The official letter-invitation sent by CAPES’s Evaluation Office contained: “The agency has been granted to such area the importance it deserves, considering the relevance of the creation of new materials for the current science and technology. CAPES’s Superior Council, in addition, has already authorized this Office to create the area at hand. For such decision, the meeting to be held in July 31st shall be decisive, for it will allow us to conclude if such innovative measure is in the interests of the programs – and of the Brazilian science and technologies. The new area would encompass all programs that – currently divided into different areas of knowledge – highlight this theme, which is a priority for the Country and for applied sciences”.
“The meeting was, therefore, conclusive for the creation of the new area and designed the initial milestones for the same”, Amaral states.
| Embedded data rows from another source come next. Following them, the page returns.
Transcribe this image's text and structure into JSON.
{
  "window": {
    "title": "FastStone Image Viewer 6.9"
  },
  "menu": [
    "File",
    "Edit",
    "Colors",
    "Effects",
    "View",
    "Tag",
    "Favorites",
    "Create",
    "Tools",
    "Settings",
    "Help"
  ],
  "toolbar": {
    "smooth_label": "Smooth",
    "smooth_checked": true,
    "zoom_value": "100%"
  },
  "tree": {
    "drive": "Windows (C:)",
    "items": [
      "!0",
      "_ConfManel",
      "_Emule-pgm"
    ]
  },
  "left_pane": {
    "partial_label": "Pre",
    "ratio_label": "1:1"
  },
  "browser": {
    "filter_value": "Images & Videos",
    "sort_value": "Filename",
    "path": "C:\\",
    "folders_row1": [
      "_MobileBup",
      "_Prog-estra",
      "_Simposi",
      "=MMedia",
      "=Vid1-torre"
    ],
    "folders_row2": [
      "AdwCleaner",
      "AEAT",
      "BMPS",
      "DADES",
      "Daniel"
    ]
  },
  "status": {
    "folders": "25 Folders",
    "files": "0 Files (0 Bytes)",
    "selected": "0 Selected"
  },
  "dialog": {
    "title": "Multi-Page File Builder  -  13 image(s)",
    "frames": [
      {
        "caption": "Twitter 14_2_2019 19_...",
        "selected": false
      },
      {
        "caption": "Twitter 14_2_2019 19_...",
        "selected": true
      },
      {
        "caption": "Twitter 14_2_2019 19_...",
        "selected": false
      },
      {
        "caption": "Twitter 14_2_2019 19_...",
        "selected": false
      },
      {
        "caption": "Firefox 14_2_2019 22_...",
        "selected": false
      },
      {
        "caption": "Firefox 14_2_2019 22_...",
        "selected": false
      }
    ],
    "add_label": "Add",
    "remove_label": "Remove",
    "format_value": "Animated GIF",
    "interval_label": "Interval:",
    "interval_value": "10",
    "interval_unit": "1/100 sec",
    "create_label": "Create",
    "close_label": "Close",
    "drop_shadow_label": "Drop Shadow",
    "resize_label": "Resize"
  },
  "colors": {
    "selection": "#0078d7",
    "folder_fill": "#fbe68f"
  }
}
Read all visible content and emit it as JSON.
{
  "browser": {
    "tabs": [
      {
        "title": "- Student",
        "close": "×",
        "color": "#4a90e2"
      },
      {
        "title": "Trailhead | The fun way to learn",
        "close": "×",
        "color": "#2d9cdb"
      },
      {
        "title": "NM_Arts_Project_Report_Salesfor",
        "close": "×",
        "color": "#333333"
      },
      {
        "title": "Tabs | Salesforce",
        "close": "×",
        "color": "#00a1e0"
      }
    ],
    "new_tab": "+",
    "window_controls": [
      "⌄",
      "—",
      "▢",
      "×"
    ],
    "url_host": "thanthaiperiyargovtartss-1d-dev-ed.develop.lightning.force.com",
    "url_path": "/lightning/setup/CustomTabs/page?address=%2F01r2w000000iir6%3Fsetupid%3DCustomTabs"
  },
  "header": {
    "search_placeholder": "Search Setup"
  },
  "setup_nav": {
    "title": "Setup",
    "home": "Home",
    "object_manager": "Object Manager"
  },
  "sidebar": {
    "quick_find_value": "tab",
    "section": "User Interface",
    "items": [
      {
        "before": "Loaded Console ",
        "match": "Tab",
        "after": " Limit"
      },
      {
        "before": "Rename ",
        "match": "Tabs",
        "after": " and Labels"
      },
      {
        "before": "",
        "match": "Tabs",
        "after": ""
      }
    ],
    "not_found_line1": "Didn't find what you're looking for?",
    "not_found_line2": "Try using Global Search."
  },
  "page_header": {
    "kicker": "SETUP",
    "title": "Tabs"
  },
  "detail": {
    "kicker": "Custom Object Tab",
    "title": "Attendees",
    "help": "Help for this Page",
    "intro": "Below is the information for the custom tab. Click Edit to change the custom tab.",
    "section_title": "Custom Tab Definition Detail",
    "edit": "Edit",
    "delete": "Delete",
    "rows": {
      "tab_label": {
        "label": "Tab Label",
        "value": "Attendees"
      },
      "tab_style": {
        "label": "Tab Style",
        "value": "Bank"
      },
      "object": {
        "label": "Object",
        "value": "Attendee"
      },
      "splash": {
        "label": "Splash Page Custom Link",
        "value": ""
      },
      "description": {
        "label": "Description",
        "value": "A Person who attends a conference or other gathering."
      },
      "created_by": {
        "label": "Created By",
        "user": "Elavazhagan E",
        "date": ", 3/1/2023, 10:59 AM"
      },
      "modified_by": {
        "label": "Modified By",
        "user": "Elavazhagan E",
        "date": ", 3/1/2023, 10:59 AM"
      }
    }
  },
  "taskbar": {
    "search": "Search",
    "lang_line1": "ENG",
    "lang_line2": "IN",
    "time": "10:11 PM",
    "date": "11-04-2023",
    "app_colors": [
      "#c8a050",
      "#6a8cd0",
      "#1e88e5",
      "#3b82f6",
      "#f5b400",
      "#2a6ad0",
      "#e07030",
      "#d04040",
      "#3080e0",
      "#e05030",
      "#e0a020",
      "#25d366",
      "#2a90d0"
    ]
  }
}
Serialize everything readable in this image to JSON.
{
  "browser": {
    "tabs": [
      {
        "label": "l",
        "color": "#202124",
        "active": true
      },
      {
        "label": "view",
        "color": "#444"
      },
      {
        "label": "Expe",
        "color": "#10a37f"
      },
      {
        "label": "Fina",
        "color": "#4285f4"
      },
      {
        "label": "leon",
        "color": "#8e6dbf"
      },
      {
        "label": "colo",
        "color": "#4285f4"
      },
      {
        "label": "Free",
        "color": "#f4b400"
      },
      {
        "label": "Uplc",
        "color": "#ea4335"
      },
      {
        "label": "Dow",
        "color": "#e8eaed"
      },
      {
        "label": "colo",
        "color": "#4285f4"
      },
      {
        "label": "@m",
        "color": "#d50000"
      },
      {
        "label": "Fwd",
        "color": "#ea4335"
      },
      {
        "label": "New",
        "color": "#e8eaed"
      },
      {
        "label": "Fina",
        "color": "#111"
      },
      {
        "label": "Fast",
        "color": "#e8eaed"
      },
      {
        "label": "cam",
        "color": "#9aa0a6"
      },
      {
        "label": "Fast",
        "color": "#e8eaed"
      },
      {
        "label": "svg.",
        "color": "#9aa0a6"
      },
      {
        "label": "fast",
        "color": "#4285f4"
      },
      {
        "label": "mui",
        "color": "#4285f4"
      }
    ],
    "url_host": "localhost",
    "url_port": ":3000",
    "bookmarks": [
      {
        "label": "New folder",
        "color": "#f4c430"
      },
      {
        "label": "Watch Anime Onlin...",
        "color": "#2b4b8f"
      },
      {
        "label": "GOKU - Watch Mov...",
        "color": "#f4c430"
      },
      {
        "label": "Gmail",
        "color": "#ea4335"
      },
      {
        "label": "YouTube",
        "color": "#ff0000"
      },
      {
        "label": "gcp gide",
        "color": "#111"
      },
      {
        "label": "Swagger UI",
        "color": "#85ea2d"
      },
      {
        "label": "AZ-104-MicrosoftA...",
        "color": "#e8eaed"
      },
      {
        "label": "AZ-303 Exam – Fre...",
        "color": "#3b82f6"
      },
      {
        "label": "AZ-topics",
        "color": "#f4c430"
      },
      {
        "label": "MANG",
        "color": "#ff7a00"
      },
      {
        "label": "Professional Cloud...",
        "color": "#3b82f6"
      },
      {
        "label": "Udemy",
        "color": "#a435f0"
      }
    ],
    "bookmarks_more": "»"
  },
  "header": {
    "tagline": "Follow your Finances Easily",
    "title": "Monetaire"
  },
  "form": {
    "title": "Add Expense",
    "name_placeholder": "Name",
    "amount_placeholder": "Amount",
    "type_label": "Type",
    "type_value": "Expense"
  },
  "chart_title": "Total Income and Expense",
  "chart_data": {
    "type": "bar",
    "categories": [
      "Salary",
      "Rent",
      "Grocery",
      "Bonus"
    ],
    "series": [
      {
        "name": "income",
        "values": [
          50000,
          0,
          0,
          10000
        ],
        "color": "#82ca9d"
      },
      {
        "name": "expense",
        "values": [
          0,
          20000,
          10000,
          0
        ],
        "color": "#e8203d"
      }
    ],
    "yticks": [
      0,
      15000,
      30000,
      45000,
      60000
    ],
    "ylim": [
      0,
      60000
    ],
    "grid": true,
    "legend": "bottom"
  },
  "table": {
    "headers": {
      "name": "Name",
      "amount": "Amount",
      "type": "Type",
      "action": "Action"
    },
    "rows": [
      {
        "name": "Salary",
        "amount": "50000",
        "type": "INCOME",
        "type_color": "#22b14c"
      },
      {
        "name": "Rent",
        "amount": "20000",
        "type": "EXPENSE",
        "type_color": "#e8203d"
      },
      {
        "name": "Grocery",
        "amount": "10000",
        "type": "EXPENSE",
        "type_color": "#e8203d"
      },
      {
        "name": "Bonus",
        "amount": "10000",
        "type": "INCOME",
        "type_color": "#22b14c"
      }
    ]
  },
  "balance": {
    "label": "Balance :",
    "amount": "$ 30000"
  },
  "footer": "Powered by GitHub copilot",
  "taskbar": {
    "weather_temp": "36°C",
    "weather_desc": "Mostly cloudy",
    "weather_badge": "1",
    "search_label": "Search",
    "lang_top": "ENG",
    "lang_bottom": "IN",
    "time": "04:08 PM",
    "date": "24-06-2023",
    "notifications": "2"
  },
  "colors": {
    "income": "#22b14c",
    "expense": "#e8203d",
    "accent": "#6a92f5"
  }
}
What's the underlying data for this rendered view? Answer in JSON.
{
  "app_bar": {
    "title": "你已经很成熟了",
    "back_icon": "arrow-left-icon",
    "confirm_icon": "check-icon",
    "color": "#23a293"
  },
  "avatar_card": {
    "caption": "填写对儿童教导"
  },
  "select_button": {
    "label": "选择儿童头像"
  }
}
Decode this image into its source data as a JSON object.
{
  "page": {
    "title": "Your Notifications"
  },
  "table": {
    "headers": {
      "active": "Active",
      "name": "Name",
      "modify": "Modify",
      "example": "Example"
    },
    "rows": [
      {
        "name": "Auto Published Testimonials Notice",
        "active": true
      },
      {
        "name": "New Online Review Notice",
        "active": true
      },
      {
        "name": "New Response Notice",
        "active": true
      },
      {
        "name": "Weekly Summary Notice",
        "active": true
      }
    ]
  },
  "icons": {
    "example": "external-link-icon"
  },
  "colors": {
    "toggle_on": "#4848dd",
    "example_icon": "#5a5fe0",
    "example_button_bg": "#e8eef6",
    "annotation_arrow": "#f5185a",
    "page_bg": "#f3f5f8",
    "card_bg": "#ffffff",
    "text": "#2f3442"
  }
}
Thus, on January 25th, 2008, CAPES’s Ordinance No. 09 was published, which ordinance, in its article 3, created two new areas of knowledge, “Materials” and “Biotechnology”, and designated their pro tempore coordinators.
List of post-graduation programs that adhered to the Materials area (as of March, 2008).
1. Program of Post-Graduation in Materials – UNIVERSIDADE DE CAXIAS DO SUL
2. Program of Post-Graduation in Materials Science – UNIVERSIDADE FEDERAL DO RIO GRANDE DO SUL
3. Program of Post-Graduation in Materials Engineering and Science – UNIVERSIDADE FEDERAL DO CEARÁ
4. Program of Post-Graduation in Materials Science – UNIVERSIDADE FEDERAL DE PERNANBUCO
5. Program of Post-Graduation in Materials Science and Technology – UNIVERSIDADE ESTADUAL PAULISTA “JÚLIO DE MESQUITA FILHO” – UNESP-BAURÚ
6. Program of Post-Graduation in Materials Engineering – UNIVERSIDADE DE SÃO PAULO – ESCOLA DE ENGENHARIA DE LORENA
7. Program of Post-Graduation in Materials Engineering and Science – UNIVERSIDADE FEDERAL DO RIO GRANDE DO NORTE
8. Program of Post-Graduation in Materials Engineering and Science – UNIVERSIDADE DE SÃO PAULO – SÃO CARLOS
9. Program of Post-Graduation in Materials Science and Technology – UNIVERSIDADE ESTADUAL PAULISTA “JÚLIO DE MESQUITA FILHO” – UNESP- CAMPUS DE ILHA SOLTEIRA
10. Program of Post-Graduation in Materials Engineering and Science – UNIVERSIDADE FEDERAL DE SANTA CATARINA.